What you return must match the data below exactly, minus any pictures.
[[ SUPPLIED DATA, beginning ]]
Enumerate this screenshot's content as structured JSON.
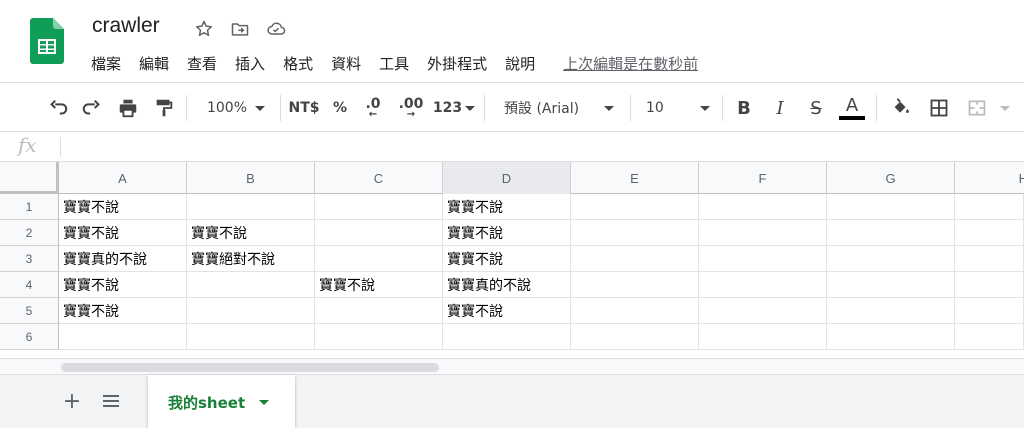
{
  "header": {
    "title": "crawler",
    "menu": [
      "檔案",
      "編輯",
      "查看",
      "插入",
      "格式",
      "資料",
      "工具",
      "外掛程式",
      "說明"
    ],
    "last_edit": "上次編輯是在數秒前"
  },
  "toolbar": {
    "zoom": "100%",
    "currency": "NT$",
    "percent": "%",
    "decrease_decimal": ".0",
    "increase_decimal": ".00",
    "more_formats": "123",
    "font": "預設 (Arial)",
    "font_size": "10",
    "bold": "B",
    "italic": "I",
    "strike": "S",
    "text_color": "A"
  },
  "formula_bar": {
    "fx": "fx",
    "value": ""
  },
  "sheet": {
    "columns": [
      "A",
      "B",
      "C",
      "D",
      "E",
      "F",
      "G",
      "H"
    ],
    "rows": [
      "1",
      "2",
      "3",
      "4",
      "5",
      "6"
    ],
    "cells": [
      [
        "寶寶不說",
        "",
        "",
        "寶寶不說",
        "",
        "",
        "",
        ""
      ],
      [
        "寶寶不說",
        "寶寶不說",
        "",
        "寶寶不說",
        "",
        "",
        "",
        ""
      ],
      [
        "寶寶真的不說",
        "寶寶絕對不說",
        "",
        "寶寶不說",
        "",
        "",
        "",
        ""
      ],
      [
        "寶寶不說",
        "",
        "寶寶不說",
        "寶寶真的不說",
        "",
        "",
        "",
        ""
      ],
      [
        "寶寶不說",
        "",
        "",
        "寶寶不說",
        "",
        "",
        "",
        ""
      ],
      [
        "",
        "",
        "",
        "",
        "",
        "",
        "",
        ""
      ]
    ]
  },
  "tabs": {
    "add_label": "+",
    "active_sheet": "我的sheet"
  },
  "colors": {
    "brand_green": "#188038",
    "logo_green": "#0f9d58"
  }
}
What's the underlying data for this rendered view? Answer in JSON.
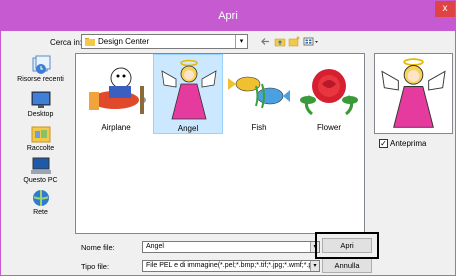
{
  "window": {
    "title": "Apri",
    "close_glyph": "x"
  },
  "lookin": {
    "label": "Cerca in:",
    "value": "Design Center",
    "arrow": "▾"
  },
  "places": [
    {
      "label": "Risorse recenti",
      "icon": "recent-places-icon"
    },
    {
      "label": "Desktop",
      "icon": "desktop-icon"
    },
    {
      "label": "Raccolte",
      "icon": "libraries-icon"
    },
    {
      "label": "Questo PC",
      "icon": "computer-icon"
    },
    {
      "label": "Rete",
      "icon": "network-icon"
    }
  ],
  "files": [
    {
      "name": "Airplane",
      "icon": "airplane-thumbnail"
    },
    {
      "name": "Angel",
      "icon": "angel-thumbnail",
      "selected": true
    },
    {
      "name": "Fish",
      "icon": "fish-thumbnail"
    },
    {
      "name": "Flower",
      "icon": "flower-thumbnail"
    }
  ],
  "preview": {
    "checkbox_label": "Anteprima",
    "checked": true,
    "check_glyph": "✓"
  },
  "filename": {
    "label": "Nome file:",
    "value": "Angel"
  },
  "filetype": {
    "label": "Tipo file:",
    "value": "File PEL e di immagine(*.pel;*.bmp;*.tif;*.jpg;*.wmf;*.pr"
  },
  "buttons": {
    "open": "Apri",
    "cancel": "Annulla"
  },
  "colors": {
    "titlebar": "#c65bd1",
    "selection": "#cce8ff",
    "close": "#e04343"
  }
}
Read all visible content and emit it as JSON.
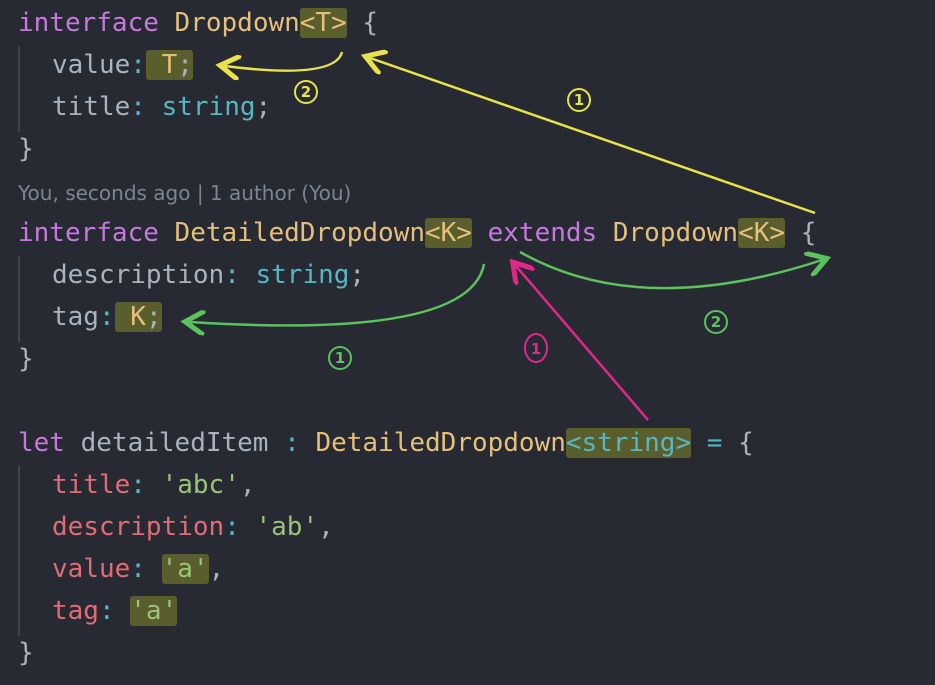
{
  "colors": {
    "background": "#272a33",
    "keyword": "#c678dd",
    "type": "#e5c07b",
    "string": "#98c379",
    "type_keyword": "#56b6c2",
    "property_red": "#e06c75",
    "highlight": "#5a5e2c",
    "annotation_yellow": "#e8e24b",
    "annotation_green": "#5cc25c",
    "annotation_pink": "#e0278a"
  },
  "code": {
    "line1": {
      "kw": "interface",
      "name": "Dropdown",
      "generic": "<T>",
      "brace": "{"
    },
    "line2": {
      "prop": "value",
      "colon": ":",
      "type": "T",
      "semi": ";"
    },
    "line3": {
      "prop": "title",
      "colon": ":",
      "type": "string",
      "semi": ";"
    },
    "line4": {
      "brace": "}"
    },
    "blame": "You, seconds ago | 1 author (You)",
    "line5": {
      "kw": "interface",
      "name": "DetailedDropdown",
      "generic": "<K>",
      "kw2": "extends",
      "parent": "Dropdown",
      "generic2": "<K>",
      "brace": "{"
    },
    "line6": {
      "prop": "description",
      "colon": ":",
      "type": "string",
      "semi": ";"
    },
    "line7": {
      "prop": "tag",
      "colon": ":",
      "type": "K",
      "semi": ";"
    },
    "line8": {
      "brace": "}"
    },
    "line10": {
      "kw": "let",
      "var": "detailedItem",
      "colon": ":",
      "type": "DetailedDropdown",
      "generic": "<string>",
      "eq": "=",
      "brace": "{"
    },
    "line11": {
      "prop": "title",
      "colon": ":",
      "value": "'abc'",
      "comma": ","
    },
    "line12": {
      "prop": "description",
      "colon": ":",
      "value": "'ab'",
      "comma": ","
    },
    "line13": {
      "prop": "value",
      "colon": ":",
      "value": "'a'",
      "comma": ","
    },
    "line14": {
      "prop": "tag",
      "colon": ":",
      "value": "'a'"
    },
    "line15": {
      "brace": "}"
    }
  },
  "annotations": {
    "yellow_1": "1",
    "yellow_2": "2",
    "green_1": "1",
    "green_2": "2",
    "pink_1": "1"
  }
}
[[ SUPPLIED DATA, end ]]
ANSWER TO THIS EXERCISE:
Enumerate this screenshot's content as structured JSON.
{
  "header": {
    "title": "crawler",
    "menu": [
      "檔案",
      "編輯",
      "查看",
      "插入",
      "格式",
      "資料",
      "工具",
      "外掛程式",
      "說明"
    ],
    "last_edit": "上次編輯是在數秒前"
  },
  "toolbar": {
    "zoom": "100%",
    "currency": "NT$",
    "percent": "%",
    "decrease_decimal": ".0",
    "increase_decimal": ".00",
    "more_formats": "123",
    "font": "預設 (Arial)",
    "font_size": "10",
    "bold": "B",
    "italic": "I",
    "strike": "S",
    "text_color": "A"
  },
  "formula_bar": {
    "fx": "fx",
    "value": ""
  },
  "sheet": {
    "columns": [
      "A",
      "B",
      "C",
      "D",
      "E",
      "F",
      "G",
      "H"
    ],
    "rows": [
      "1",
      "2",
      "3",
      "4",
      "5",
      "6"
    ],
    "cells": [
      [
        "寶寶不說",
        "",
        "",
        "寶寶不說",
        "",
        "",
        "",
        ""
      ],
      [
        "寶寶不說",
        "寶寶不說",
        "",
        "寶寶不說",
        "",
        "",
        "",
        ""
      ],
      [
        "寶寶真的不說",
        "寶寶絕對不說",
        "",
        "寶寶不說",
        "",
        "",
        "",
        ""
      ],
      [
        "寶寶不說",
        "",
        "寶寶不說",
        "寶寶真的不說",
        "",
        "",
        "",
        ""
      ],
      [
        "寶寶不說",
        "",
        "",
        "寶寶不說",
        "",
        "",
        "",
        ""
      ],
      [
        "",
        "",
        "",
        "",
        "",
        "",
        "",
        ""
      ]
    ]
  },
  "tabs": {
    "add_label": "+",
    "active_sheet": "我的sheet"
  },
  "colors": {
    "brand_green": "#188038",
    "logo_green": "#0f9d58"
  }
}
What's the underlying data for this rendered view? Answer in JSON.
{
  "window": {
    "title": "Apri",
    "close_glyph": "x"
  },
  "lookin": {
    "label": "Cerca in:",
    "value": "Design Center",
    "arrow": "▾"
  },
  "places": [
    {
      "label": "Risorse recenti",
      "icon": "recent-places-icon"
    },
    {
      "label": "Desktop",
      "icon": "desktop-icon"
    },
    {
      "label": "Raccolte",
      "icon": "libraries-icon"
    },
    {
      "label": "Questo PC",
      "icon": "computer-icon"
    },
    {
      "label": "Rete",
      "icon": "network-icon"
    }
  ],
  "files": [
    {
      "name": "Airplane",
      "icon": "airplane-thumbnail"
    },
    {
      "name": "Angel",
      "icon": "angel-thumbnail",
      "selected": true
    },
    {
      "name": "Fish",
      "icon": "fish-thumbnail"
    },
    {
      "name": "Flower",
      "icon": "flower-thumbnail"
    }
  ],
  "preview": {
    "checkbox_label": "Anteprima",
    "checked": true,
    "check_glyph": "✓"
  },
  "filename": {
    "label": "Nome file:",
    "value": "Angel"
  },
  "filetype": {
    "label": "Tipo file:",
    "value": "File PEL e di immagine(*.pel;*.bmp;*.tif;*.jpg;*.wmf;*.pr"
  },
  "buttons": {
    "open": "Apri",
    "cancel": "Annulla"
  },
  "colors": {
    "titlebar": "#c65bd1",
    "selection": "#cce8ff",
    "close": "#e04343"
  }
}
Read all visible content and emit it as JSON.
{
  "colors": {
    "background": "#272a33",
    "keyword": "#c678dd",
    "type": "#e5c07b",
    "string": "#98c379",
    "type_keyword": "#56b6c2",
    "property_red": "#e06c75",
    "highlight": "#5a5e2c",
    "annotation_yellow": "#e8e24b",
    "annotation_green": "#5cc25c",
    "annotation_pink": "#e0278a"
  },
  "code": {
    "line1": {
      "kw": "interface",
      "name": "Dropdown",
      "generic": "<T>",
      "brace": "{"
    },
    "line2": {
      "prop": "value",
      "colon": ":",
      "type": "T",
      "semi": ";"
    },
    "line3": {
      "prop": "title",
      "colon": ":",
      "type": "string",
      "semi": ";"
    },
    "line4": {
      "brace": "}"
    },
    "blame": "You, seconds ago | 1 author (You)",
    "line5": {
      "kw": "interface",
      "name": "DetailedDropdown",
      "generic": "<K>",
      "kw2": "extends",
      "parent": "Dropdown",
      "generic2": "<K>",
      "brace": "{"
    },
    "line6": {
      "prop": "description",
      "colon": ":",
      "type": "string",
      "semi": ";"
    },
    "line7": {
      "prop": "tag",
      "colon": ":",
      "type": "K",
      "semi": ";"
    },
    "line8": {
      "brace": "}"
    },
    "line10": {
      "kw": "let",
      "var": "detailedItem",
      "colon": ":",
      "type": "DetailedDropdown",
      "generic": "<string>",
      "eq": "=",
      "brace": "{"
    },
    "line11": {
      "prop": "title",
      "colon": ":",
      "value": "'abc'",
      "comma": ","
    },
    "line12": {
      "prop": "description",
      "colon": ":",
      "value": "'ab'",
      "comma": ","
    },
    "line13": {
      "prop": "value",
      "colon": ":",
      "value": "'a'",
      "comma": ","
    },
    "line14": {
      "prop": "tag",
      "colon": ":",
      "value": "'a'"
    },
    "line15": {
      "brace": "}"
    }
  },
  "annotations": {
    "yellow_1": "1",
    "yellow_2": "2",
    "green_1": "1",
    "green_2": "2",
    "pink_1": "1"
  }
}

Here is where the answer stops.